“At first, he didn’t want to do it,” Rochelle said. “But when JayVian kept asking him, he said. ‘Mom, do you think I should do it or not?’ I said, ‘Why not? I was on the track team. You should at least try it.’ After he tried it, he was saying, ‘Oh, my God! I love it!’ “
Rankins-James became so exceptional that Gallagher believes he has a chance to break the state record of 7-0 at the state meet this season. And just last week, he accepted a full athletic scholarship to compete for Grand Valley State, a Division II program in Allendale, Mich.
Yes, Rankins-James is going to college. And it’s going to be for free.
“JayJay has stayed passionate and has a huge heart but he’s learned to funnel his energy into school and sports,” Jensen said. “When he TAed (teacher assistant) for me, helping me with things, he also used extra time to stay on top of his school work.
“I saw him focus on his academics as a way to reach his long-term goals, something he struggled with as a freshman. I don’t think he had a clear idea of what he wanted for his future when he was a freshman, but through athletics, he began to see that he had opportunities and he just had to take them.”
After starting at defensive back on a Case football team that earned its first playoff berth since 1997 last season, Rankins-James has been an electrifying forward on a basketball team that is two victories away from its first state tournament berth since 2005.
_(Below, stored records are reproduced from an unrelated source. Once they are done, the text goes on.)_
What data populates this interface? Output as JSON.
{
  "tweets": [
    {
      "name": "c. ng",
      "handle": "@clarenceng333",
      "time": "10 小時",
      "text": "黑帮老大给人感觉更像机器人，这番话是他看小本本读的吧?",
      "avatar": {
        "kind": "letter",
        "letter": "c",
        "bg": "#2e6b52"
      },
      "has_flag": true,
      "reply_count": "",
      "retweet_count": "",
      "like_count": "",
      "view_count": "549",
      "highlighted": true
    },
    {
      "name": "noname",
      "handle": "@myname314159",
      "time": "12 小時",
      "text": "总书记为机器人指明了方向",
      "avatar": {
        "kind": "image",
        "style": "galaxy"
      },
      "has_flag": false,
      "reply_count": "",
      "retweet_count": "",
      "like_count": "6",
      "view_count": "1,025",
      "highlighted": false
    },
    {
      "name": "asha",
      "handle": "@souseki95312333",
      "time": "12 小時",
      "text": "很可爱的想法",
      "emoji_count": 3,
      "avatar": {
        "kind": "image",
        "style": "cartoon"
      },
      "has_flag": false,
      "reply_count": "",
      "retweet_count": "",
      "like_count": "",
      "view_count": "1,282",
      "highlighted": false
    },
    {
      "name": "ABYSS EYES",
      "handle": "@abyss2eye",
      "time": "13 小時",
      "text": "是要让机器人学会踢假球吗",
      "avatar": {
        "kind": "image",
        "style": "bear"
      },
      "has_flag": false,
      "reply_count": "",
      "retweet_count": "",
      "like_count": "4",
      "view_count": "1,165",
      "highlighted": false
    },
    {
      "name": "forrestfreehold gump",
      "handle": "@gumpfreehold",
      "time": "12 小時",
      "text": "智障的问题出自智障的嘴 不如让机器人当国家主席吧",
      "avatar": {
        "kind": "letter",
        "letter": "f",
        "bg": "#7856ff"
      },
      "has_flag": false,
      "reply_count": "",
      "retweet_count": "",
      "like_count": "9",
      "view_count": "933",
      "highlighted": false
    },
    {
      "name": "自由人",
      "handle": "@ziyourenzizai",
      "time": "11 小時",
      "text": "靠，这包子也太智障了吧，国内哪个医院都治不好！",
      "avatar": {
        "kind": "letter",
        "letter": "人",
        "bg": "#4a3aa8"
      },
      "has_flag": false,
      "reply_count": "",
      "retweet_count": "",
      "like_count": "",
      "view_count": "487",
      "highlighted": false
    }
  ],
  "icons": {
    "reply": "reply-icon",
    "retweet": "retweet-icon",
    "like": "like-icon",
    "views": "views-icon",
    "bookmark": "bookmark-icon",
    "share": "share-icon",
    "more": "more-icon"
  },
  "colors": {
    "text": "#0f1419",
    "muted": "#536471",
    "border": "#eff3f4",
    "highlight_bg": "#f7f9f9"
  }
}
He has used the spring in his legs to thrill crowds with his assortment of dunks. But there is plenty of substance to go with that style, considering Rankins-James averages 10.8 points and 4.4 rebounds per game and is one of the Eagles’ best defenders. He also is shooting .637 (114 for 179) from the floor — by far, the best percentage by a Case player.
“Jay Jay Rankins-James has an exceptionally quick first step offensively, gets to the basket and finishes strong,” Horlick coach Jason Treutelaar said. “Defensively, Rankins-James is one of their top on-ball defenders, in my opinion. He has quick hands, good length and is strong on the boards.”
Almost as if he was punctuating his success story with an exclamation point, Rankins-James brought down the house with a spectacular baseline dunk on Feb. 7 during a Southeast Conference game against Park in Case’s fieldhouse. After all, he has written a success story worth celebrating, with plenty more chapters still in the works.
“He took one dribble from the 3-point line on the baseline and threw it over someone,” Case coach Jake Berce said. “That was definitely the best dunk of the year for our team. You don’t see stuff like that in high school basketball very often.”
Sadly, we don’t often see success stories the magnitude of Rankins-James in today’s world. But he’s one kid who beat the odds.
“I’ve seen Jay Jay grow in terms of being a leader,” Jensen said. “He gives back to our school community by mentoring younger students. Sometimes, it’s being a positive role model for his teammates. Other times, it’s stepping up to lead freshmen at Link Crew events and at Youth Frontiers.
“I am so incredibly proud of JayJay’s hard work and determination throughout his four years.”